Monica Shah is an independent dance artist who performs in both classical and contemporary Indian dance styles. She has trained in Bharatanatyam for over 30 years, with complimentary work in diverse movement forms. Monica toured North America as a senior member of the Menaka Thakkar Dance Company for a decade, and since then, she has performed as a soloist and guest artist in dance productions and festivals across Toronto, Vancouver, Montreal, Ottawa, and New York. Monica is also a licensed psychologist, providing individual, family, and group treatment to youth and adults in outpatient settings, as well as community workshops and outreach to expand access to mental health services. Dr. Shah’s research focus includes the use of mindfulness and acceptance strategies with special populations and, as a clinician, she applies an evidence-based, collaborative, and compassionate approach to help people build the lives that they want to lead.
Monica states, “I believe that the arts fill the soul and provide a form of healing like no other. I’ve experienced this cathartic healing both personally and have seen it in my work, through dance demonstrations in schools, research-backed dance classes for people with Parkinson’s disease, and dance therapy for mental health issues. Youth and adults alike respond to movement with joy and curiosity, and the physical, mental, and emotional health benefits are clear. With mental health issues on the rise, I have felt drawn to combine my psychology and dance worlds to express my thoughts on mental health through the medium of dance and contribute towards collective healing. This fellowship is an opportunity to explore this merged path along with the necessary support, guidance, and power of community.”
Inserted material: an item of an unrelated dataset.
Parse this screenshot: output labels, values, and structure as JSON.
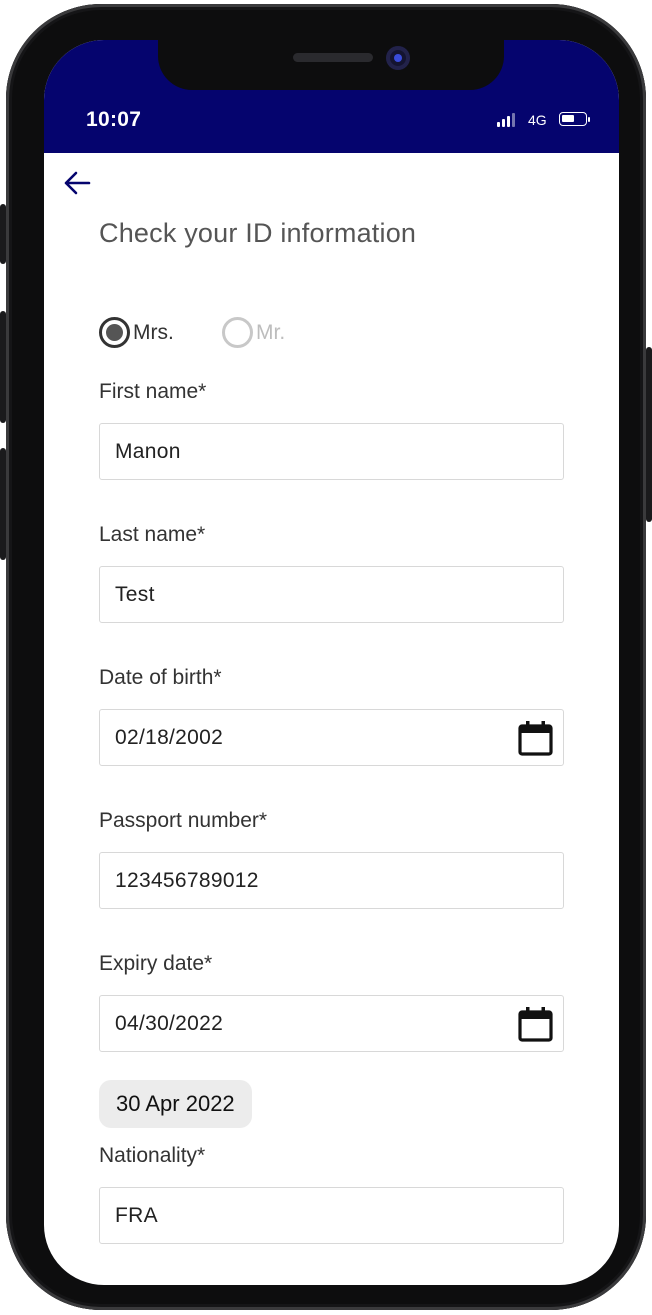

For her choreography this year, Monica would like to focus on the mental health impacts of COVID-19 and racial discrimination. She states, “The pandemic has highlighted the importance of mental health care and the everyday struggles that people face. In my work as a psychologist, I have found that humans have a remarkable capacity for both psychic pain and healing. Our minds, one of the marvels of humankind, can also lead us to great depths of agony. Unhelpful and patterned ways of thinking take over, coming from our histories and experiences, often creating emotional distress and unhealthy behaviors.”
She continues, “In my proposed dance choreographies, I aim to normalize mental health issues as a function of the world in which we live and highlight the strength that is found in moving through these struggles. Through unfathomable challenges, we persist and even thrive by connecting to our inner wisdom. With the support of this fellowship, I would like to explore the concept of resilience within struggle through the lens of mental health. People of color may also struggle with the stigma of seeing mental health concerns as a “weakness”, and if they do get to the point of seeking services rather than pushing through on their own, they may have difficulty with accessing affordable and culturally appropriate care. In my choreographies, I hope to both validate psychological struggle as well as highlight the hope that can be found in standing at the intersection of multiple barriers and still moving forward.”